In 2006 I discovered the practice of Fractional Sales Management before it became an emerging…
I recently heard a speaker say that a lot of people are crazy busy. As salespeople, with all the “busy” around sales responsibilities, it does get “crazy” and managing it can be a struggle. We either let fear get in the way, or we lack the skill to prioritize, or we don’t have a proper system in place to manage our time. In sales, we can’t afford to be poor time managers and or fall behind on our sales responsibilities. Period.
Address your Fear
Fear is a roadblock to moving forward in managing the sales process and all it entails. We all have fears – fear of failure, fear of not knowing what to do, fear of consequences (good or bad) or fear of being judged. Those are a few. First and foremost, if fear is your biggest hurdle to managing time around sales activities and customer projects, take an immediate step to address that. Identify that fear and write it down. Talk to your boss or a trusted advisor. Do something to address your fear.
Learn how to Prioritize
Another roadblock may be not prioritizing your “full plate”. Knowing what goes at the top of the “to do” list every day is imperative. We often do things we like to do or are comfortable doing versus things we need to do. We may have a difficult time clearly judging the difference between something that is important versus something that is urgent. Early in my career, I attended a time management course, and one rule really stuck with me – know the difference between “important” and “urgent”. The trainer explained, “When your house needs to be painted – that’s important. When your house is on fire – that’s urgent.” For example, getting to know a customer – that’s important. Completing a proposal for a new customer for tomorrow morning’s meeting – that’s urgent.
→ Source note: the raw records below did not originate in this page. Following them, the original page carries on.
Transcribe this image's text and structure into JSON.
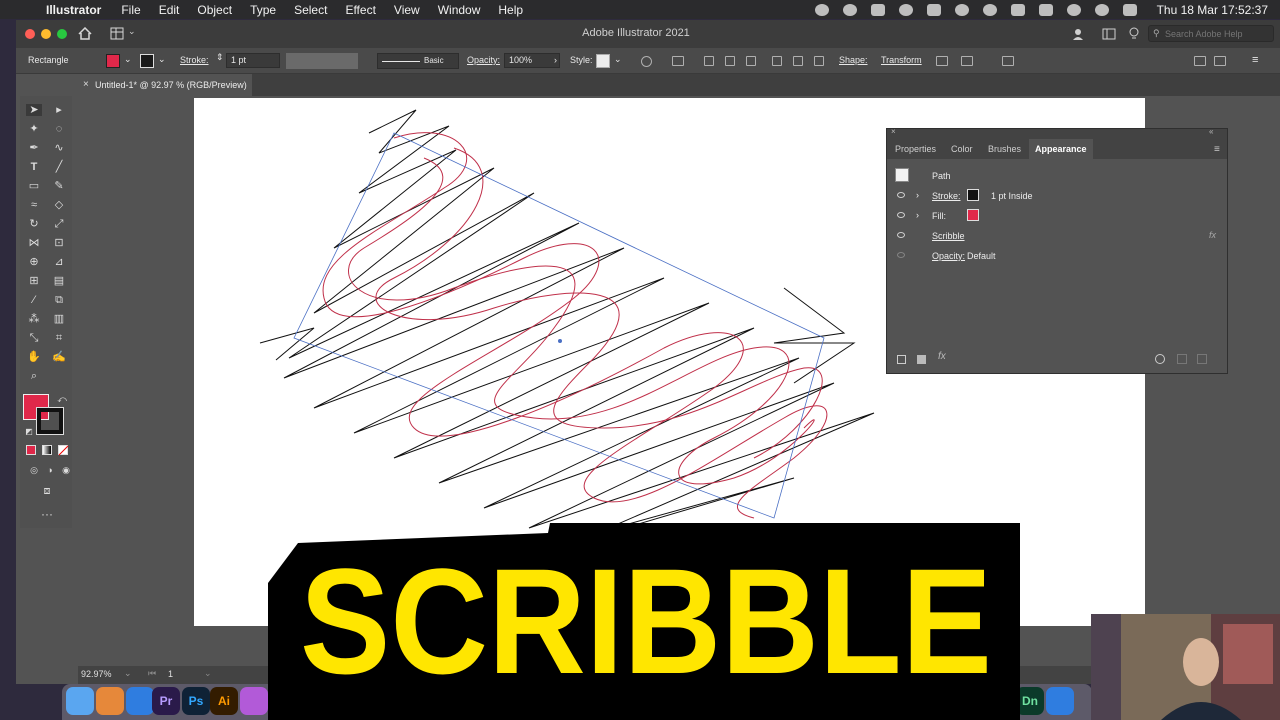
{
  "menubar": {
    "app": "Illustrator",
    "items": [
      "File",
      "Edit",
      "Object",
      "Type",
      "Select",
      "Effect",
      "View",
      "Window",
      "Help"
    ],
    "clock": "Thu 18 Mar  17:52:37"
  },
  "window": {
    "title": "Adobe Illustrator 2021",
    "search_placeholder": "Search Adobe Help"
  },
  "controlbar": {
    "selection": "Rectangle",
    "stroke_label": "Stroke:",
    "stroke_value": "1 pt",
    "brush": "Basic",
    "opacity_label": "Opacity:",
    "opacity_value": "100%",
    "style_label": "Style:",
    "shape_label": "Shape:",
    "transform_label": "Transform",
    "fill_color": "#e0284a",
    "stroke_color": "#000000"
  },
  "document": {
    "tab": "Untitled-1* @ 92.97 % (RGB/Preview)"
  },
  "statusbar": {
    "zoom": "92.97%",
    "artboard": "1"
  },
  "appearance": {
    "tabs": [
      "Properties",
      "Color",
      "Brushes",
      "Appearance"
    ],
    "active_tab": "Appearance",
    "title": "Path",
    "stroke_label": "Stroke:",
    "stroke_detail": "1 pt  Inside",
    "fill_label": "Fill:",
    "effect": "Scribble",
    "opacity_label": "Opacity:",
    "opacity_value": "Default",
    "fx": "fx"
  },
  "overlay": {
    "headline": "SCRIBBLE",
    "color": "#ffe600"
  },
  "dock": {
    "apps": [
      "Pr",
      "Ps",
      "Ai",
      "Dn"
    ]
  }
}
Learning the difference between must do’s and want to do’s will improve your ability to manage your sales responsibilities. Each day make a “must do” list. Keep it short and realistic. You must do those must do’s. Your efforts that day must be dedicated to completing that list. And you must schedule a time to do this.
Time blocking can help. Each day take fifteen minutes to plan the days must do’s and want to do’s. Each week schedule a day to plan for the weeks and months ahead. For example, block each morning at 7:45 for day planning and Thursday afternoons for long-term planning. Don’t take calls and don’t schedule meetings during these times. If a call comes in or a meeting gets scheduled, if it’s urgent – then take it, if it’s important – call back or reschedule.
If you are challenged with prioritizing, commit to developing or improving this skill. Consider attending a Time Management course or so some reading. Stephen Covey’s, Seven Habits of Highly Effective People is one that will address prioritization as well as other time tested effective habits.
Use a System
In sales, it is almost common-place today to have some type of CRM system to manage your accounts. But even with a CRM system, if it isn’t being utilized to optimize your sales responsibilities, it has limited value. You must take the initiative, embrace discipline and develop the skill of managing a full plate within a system. We’re all different and if you need help, talk it over with someone and address it. But, pick one system and commit to using it.
If your sales responsibilities are suffering due to your struggle with all that is on your plate, remember to work on these simple and critical steps to get yourself back on track.
– If you are stuck due to fear, find someone to help you address that fear.
– Learn to prioritize what you need to be doing to be effective and to be accountable to your role.
– Utilize a system to manage your workload and commit to a disciplined habit.
It is a developed and learned skill to manage your time, whether in your sales career or your personal life. If you struggle with it, make the time to address it today!